Entries taken from a collection
★ ★ ★ ★

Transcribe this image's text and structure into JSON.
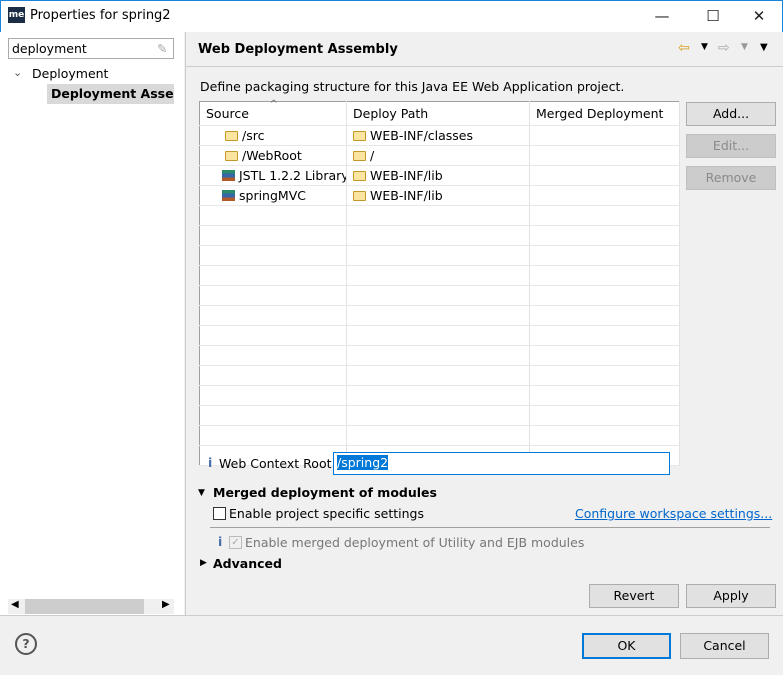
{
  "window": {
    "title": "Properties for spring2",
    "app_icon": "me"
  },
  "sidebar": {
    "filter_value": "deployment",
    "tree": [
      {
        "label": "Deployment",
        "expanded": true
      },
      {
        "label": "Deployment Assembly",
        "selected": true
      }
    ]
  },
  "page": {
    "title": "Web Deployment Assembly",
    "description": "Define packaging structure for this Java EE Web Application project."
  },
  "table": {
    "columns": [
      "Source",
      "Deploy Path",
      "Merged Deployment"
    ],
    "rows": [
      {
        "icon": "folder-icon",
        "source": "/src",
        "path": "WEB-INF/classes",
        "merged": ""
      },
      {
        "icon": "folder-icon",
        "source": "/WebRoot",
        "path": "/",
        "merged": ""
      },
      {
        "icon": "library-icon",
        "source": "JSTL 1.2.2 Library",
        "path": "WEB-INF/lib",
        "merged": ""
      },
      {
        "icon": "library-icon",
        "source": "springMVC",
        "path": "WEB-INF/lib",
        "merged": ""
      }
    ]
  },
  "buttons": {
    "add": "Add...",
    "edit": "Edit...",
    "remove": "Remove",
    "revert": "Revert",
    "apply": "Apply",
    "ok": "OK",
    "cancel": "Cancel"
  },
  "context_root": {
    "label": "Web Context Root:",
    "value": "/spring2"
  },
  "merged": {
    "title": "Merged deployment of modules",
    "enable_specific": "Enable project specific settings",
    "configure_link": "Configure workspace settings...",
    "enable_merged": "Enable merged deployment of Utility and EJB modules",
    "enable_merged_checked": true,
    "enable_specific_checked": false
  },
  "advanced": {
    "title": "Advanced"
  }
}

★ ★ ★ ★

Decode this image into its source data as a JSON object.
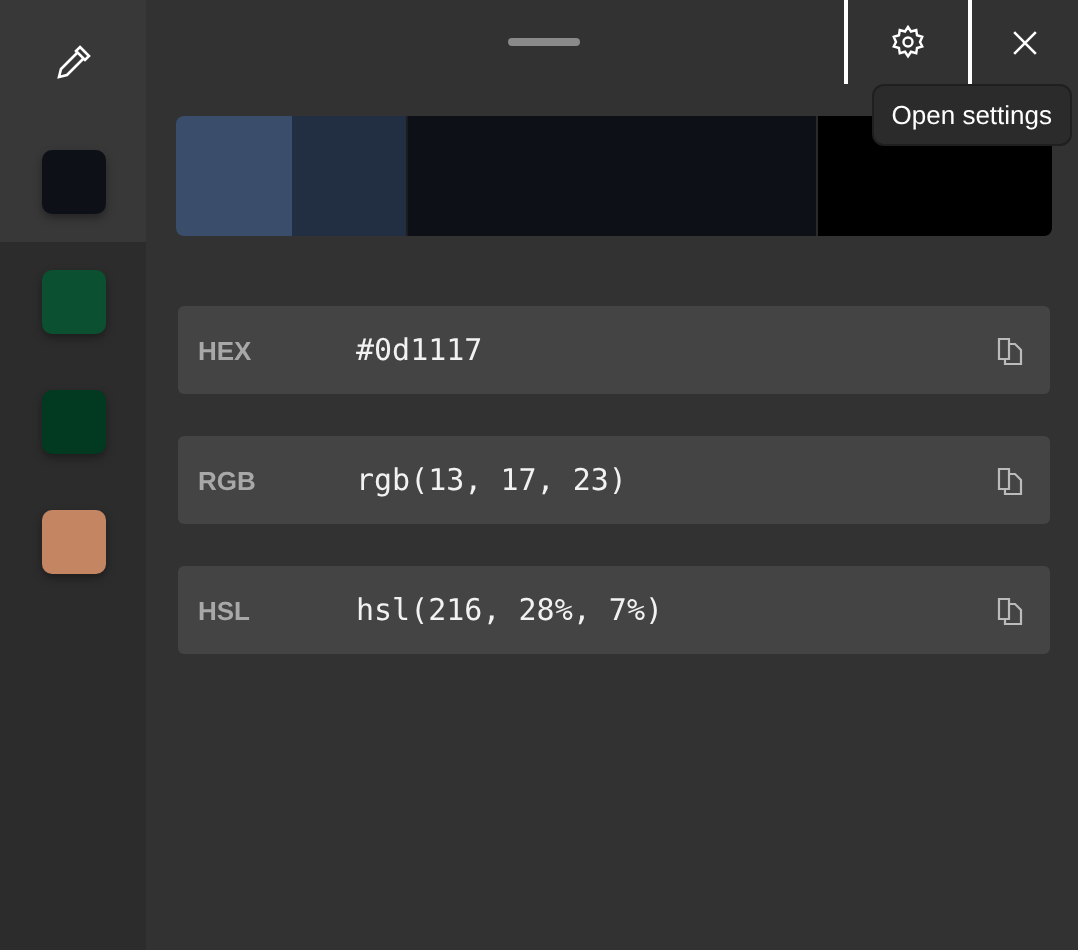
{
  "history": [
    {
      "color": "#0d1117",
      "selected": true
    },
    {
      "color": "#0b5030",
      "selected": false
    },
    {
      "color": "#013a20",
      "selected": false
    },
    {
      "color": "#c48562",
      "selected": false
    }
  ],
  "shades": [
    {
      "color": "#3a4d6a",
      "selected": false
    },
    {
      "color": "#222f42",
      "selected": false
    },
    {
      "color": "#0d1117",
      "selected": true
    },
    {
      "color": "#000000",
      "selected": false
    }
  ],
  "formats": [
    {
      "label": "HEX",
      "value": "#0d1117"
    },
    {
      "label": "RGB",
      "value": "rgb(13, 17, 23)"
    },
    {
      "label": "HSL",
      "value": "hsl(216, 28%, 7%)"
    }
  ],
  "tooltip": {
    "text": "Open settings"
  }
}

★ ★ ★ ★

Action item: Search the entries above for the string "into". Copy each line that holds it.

Result of this exercise:
Transcribe this image's text and structure into JSON.
Decode this image into its source data as a JSON object.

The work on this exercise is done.